The word "当内存占用太多的时候" marks the lines to find; copy every such line from the data below.

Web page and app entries
<<<<

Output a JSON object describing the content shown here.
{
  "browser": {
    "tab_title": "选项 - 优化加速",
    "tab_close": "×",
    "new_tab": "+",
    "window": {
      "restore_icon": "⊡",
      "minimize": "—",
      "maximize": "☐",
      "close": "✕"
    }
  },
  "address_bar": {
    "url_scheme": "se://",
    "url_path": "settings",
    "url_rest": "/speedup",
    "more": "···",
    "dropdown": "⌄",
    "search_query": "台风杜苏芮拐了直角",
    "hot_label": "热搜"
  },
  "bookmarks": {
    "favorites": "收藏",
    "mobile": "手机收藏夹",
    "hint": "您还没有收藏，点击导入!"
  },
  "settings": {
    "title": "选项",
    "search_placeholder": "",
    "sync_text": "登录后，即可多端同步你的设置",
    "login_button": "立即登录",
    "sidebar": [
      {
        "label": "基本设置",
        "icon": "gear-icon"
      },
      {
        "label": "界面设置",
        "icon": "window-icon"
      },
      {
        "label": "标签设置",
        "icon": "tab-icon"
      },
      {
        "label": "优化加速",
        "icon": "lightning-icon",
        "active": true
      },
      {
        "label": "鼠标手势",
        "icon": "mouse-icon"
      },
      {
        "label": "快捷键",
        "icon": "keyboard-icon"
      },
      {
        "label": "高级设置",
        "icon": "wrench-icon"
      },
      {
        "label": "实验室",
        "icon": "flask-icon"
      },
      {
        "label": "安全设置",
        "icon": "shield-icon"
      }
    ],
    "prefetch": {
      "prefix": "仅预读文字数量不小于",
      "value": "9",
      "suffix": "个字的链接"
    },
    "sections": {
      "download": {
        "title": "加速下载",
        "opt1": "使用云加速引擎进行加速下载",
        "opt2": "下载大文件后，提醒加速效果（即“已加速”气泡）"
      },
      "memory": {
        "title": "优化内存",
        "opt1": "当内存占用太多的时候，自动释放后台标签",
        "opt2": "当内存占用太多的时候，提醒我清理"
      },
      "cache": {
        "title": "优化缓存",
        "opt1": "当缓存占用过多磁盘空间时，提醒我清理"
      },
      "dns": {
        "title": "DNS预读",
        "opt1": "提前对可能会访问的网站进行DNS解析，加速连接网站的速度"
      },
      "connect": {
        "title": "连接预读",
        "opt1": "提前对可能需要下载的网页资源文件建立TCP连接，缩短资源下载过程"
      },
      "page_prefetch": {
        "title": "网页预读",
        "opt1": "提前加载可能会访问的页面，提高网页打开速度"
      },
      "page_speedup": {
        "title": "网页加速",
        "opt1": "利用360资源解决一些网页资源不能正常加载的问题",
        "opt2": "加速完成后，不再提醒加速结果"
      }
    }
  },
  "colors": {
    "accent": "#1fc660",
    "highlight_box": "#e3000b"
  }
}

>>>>

### Answer to this task
        "opt1": "当内存占用太多的时候，自动释放后台标签",
        "opt2": "当内存占用太多的时候，提醒我清理"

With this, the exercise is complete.